Practices and Attitudes of Michigan-Based Occupational Physicians Regarding Adult Immunization

J Occup Environ Med. 2018 Nov;60(11):1034-1041. doi: 10.1097/JOM.0000000000001420.

Abstract

Objective: To assess practices and barriers regarding adult immunizations, among occupational and environmental physicians in Michigan.

Methods: A 10-item multiple choice web based questionnaire was designed after reviewing the Centers for Disease Control and Prevention recommendations and the current literature on adult immunization standards.

Results: Assessing immunization status is common practice for 62% of respondents. 92% of respondents recommend the annual influenza vaccination, unless contraindicated. The most commonly reported barriers included the cost of providing immunizations and the prioritization of acute over preventative care. Use of standing order vaccinations and reminder-recall systems were popular strategies used to improve vaccination rates.

Conclusions: Occupational physicians frequently recommend influenza, tetanus, and hepatitis B vaccines when indicated, but are less likely to order other vaccines for patients. Promotion of a more comprehensive assessment of immunity needs in the workplace may improve national vaccine coverage.

Publication types

  • Research Support, Non-U.S. Gov't

MeSH terms
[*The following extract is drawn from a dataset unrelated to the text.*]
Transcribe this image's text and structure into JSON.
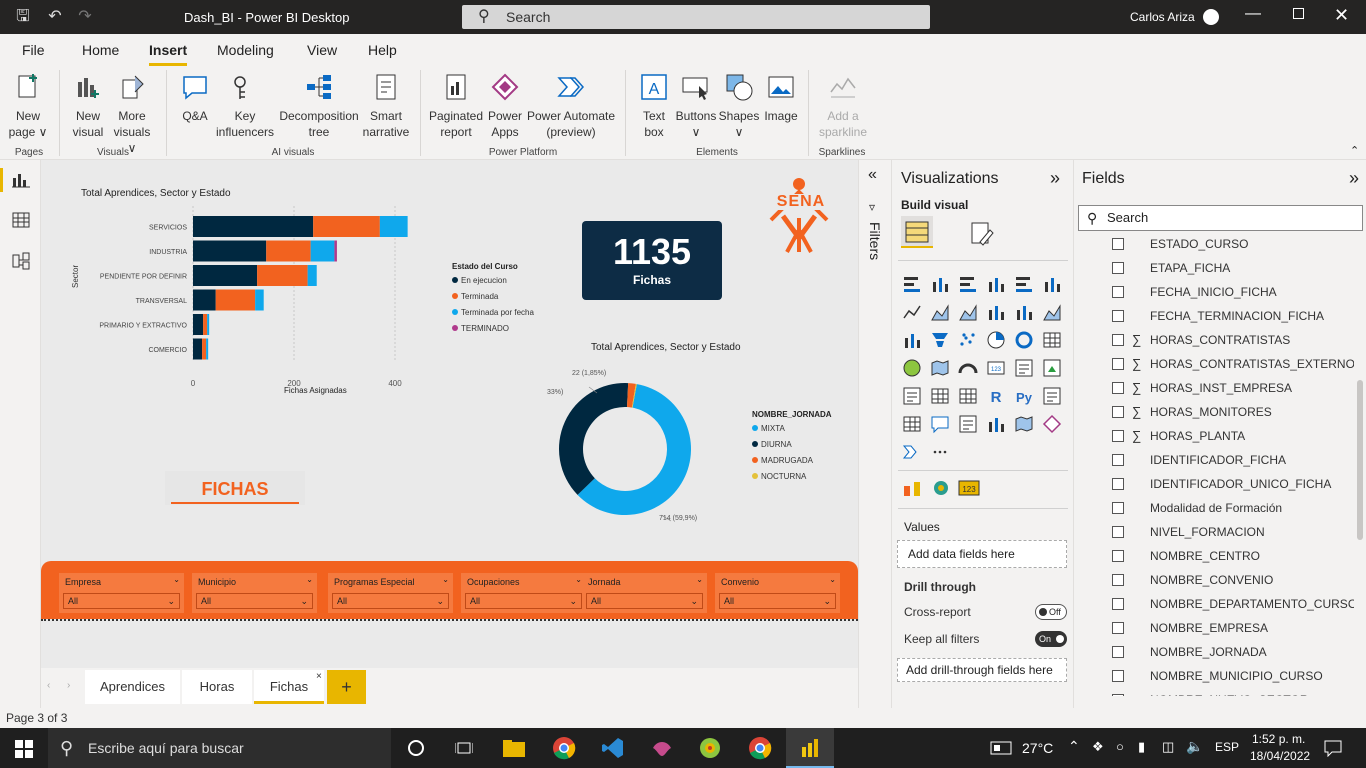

  • Adult
  • Attitude of Health Personnel
  • Environmental Medicine / statistics & numerical data*
  • Female
  • Health Care Costs
  • Humans
  • Immunization / economics
  • Immunization / statistics & numerical data*
  • Male
  • Michigan
  • Occupational Medicine / statistics & numerical data*
  • Patient Acceptance of Health Care
  • Patient Education as Topic
  • Practice Patterns, Physicians' / statistics & numerical data*
  • Reminder Systems
  • Surveys and Questionnaires